Items from an interface collection:
<<<<

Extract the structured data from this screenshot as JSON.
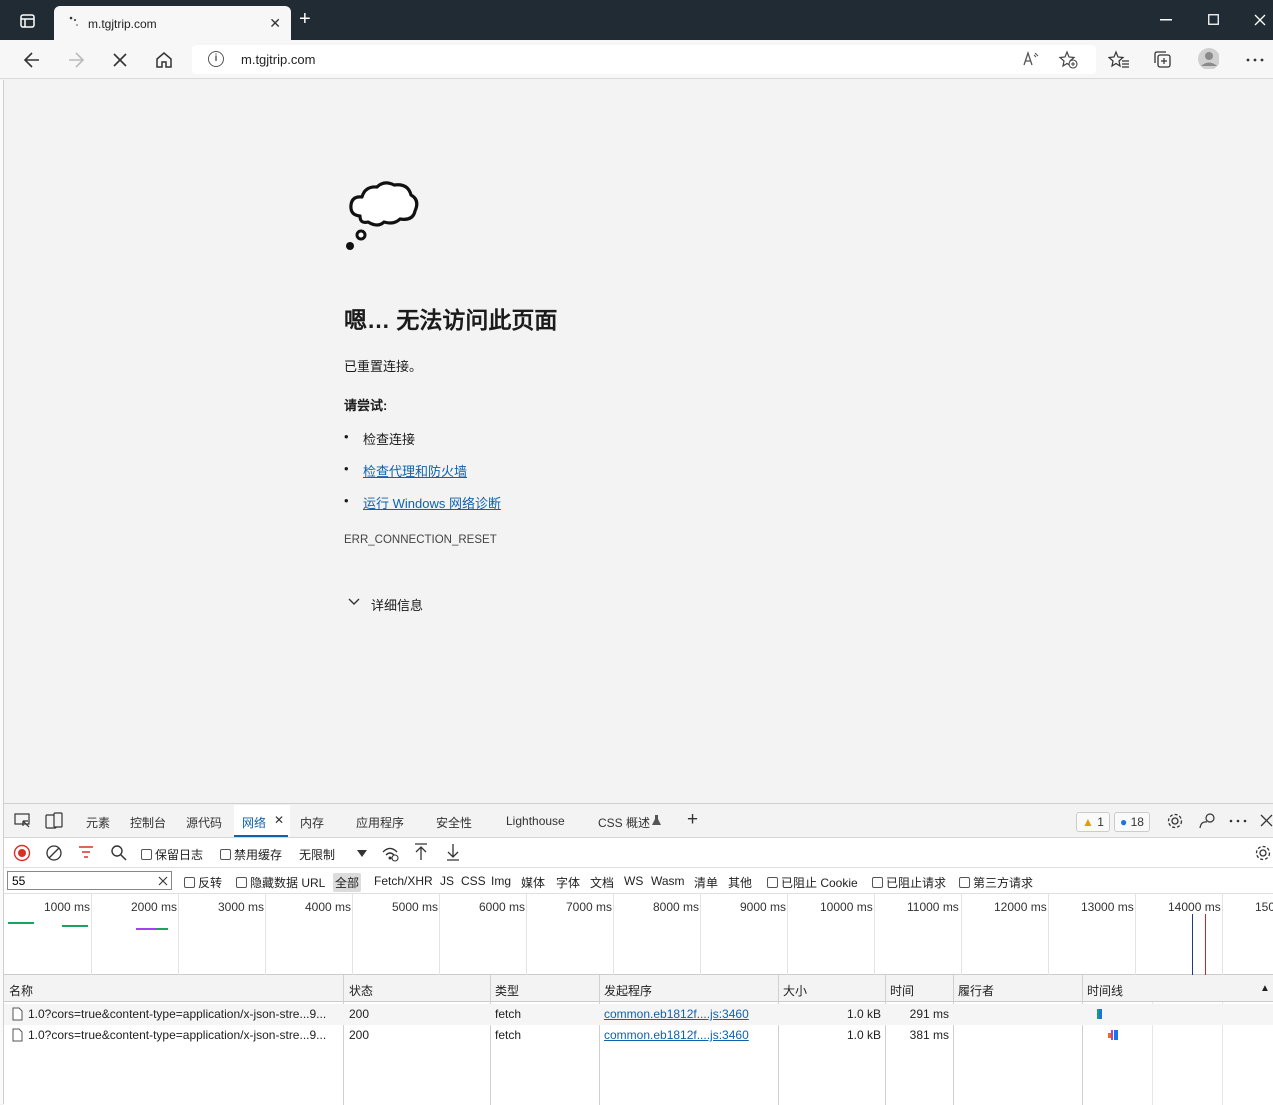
{
  "browser": {
    "tab_title": "m.tgjtrip.com",
    "tab_close": "✕",
    "new_tab": "+",
    "url": "m.tgjtrip.com"
  },
  "error_page": {
    "title": "嗯… 无法访问此页面",
    "subtitle": "已重置连接。",
    "try_label": "请尝试:",
    "suggestions": [
      {
        "text": "检查连接",
        "link": false
      },
      {
        "text": "检查代理和防火墙",
        "link": true
      },
      {
        "text": "运行 Windows 网络诊断",
        "link": true
      }
    ],
    "bullet": "•",
    "error_code": "ERR_CONNECTION_RESET",
    "details": "详细信息"
  },
  "devtools": {
    "tabs": [
      "元素",
      "控制台",
      "源代码",
      "网络",
      "内存",
      "应用程序",
      "安全性",
      "Lighthouse",
      "CSS 概述"
    ],
    "active_tab_close": "✕",
    "add_tab": "+",
    "warnings_count": "1",
    "messages_count": "18",
    "toolbar": {
      "preserve_log": "保留日志",
      "disable_cache": "禁用缓存",
      "throttling": "无限制"
    },
    "filter": {
      "value": "55",
      "invert": "反转",
      "hide_data_urls": "隐藏数据 URL",
      "types": [
        "全部",
        "Fetch/XHR",
        "JS",
        "CSS",
        "Img",
        "媒体",
        "字体",
        "文档",
        "WS",
        "Wasm",
        "清单",
        "其他"
      ],
      "selected_type": "全部",
      "blocked_cookies": "已阻止 Cookie",
      "blocked_requests": "已阻止请求",
      "third_party": "第三方请求"
    },
    "overview_ticks": [
      "1000 ms",
      "2000 ms",
      "3000 ms",
      "4000 ms",
      "5000 ms",
      "6000 ms",
      "7000 ms",
      "8000 ms",
      "9000 ms",
      "10000 ms",
      "11000 ms",
      "12000 ms",
      "13000 ms",
      "14000 ms",
      "150"
    ],
    "columns": [
      "名称",
      "状态",
      "类型",
      "发起程序",
      "大小",
      "时间",
      "履行者",
      "时间线"
    ],
    "sort_indicator": "▲",
    "rows": [
      {
        "name": "1.0?cors=true&content-type=application/x-json-stre...9...",
        "status": "200",
        "type": "fetch",
        "initiator": "common.eb1812f....js:3460",
        "size": "1.0 kB",
        "time": "291 ms"
      },
      {
        "name": "1.0?cors=true&content-type=application/x-json-stre...9...",
        "status": "200",
        "type": "fetch",
        "initiator": "common.eb1812f....js:3460",
        "size": "1.0 kB",
        "time": "381 ms"
      }
    ]
  }
}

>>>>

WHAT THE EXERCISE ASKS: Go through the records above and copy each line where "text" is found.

RESPONSE AREA:
        "text": "检查连接",
        "text": "检查代理和防火墙",
        "text": "运行 Windows 网络诊断",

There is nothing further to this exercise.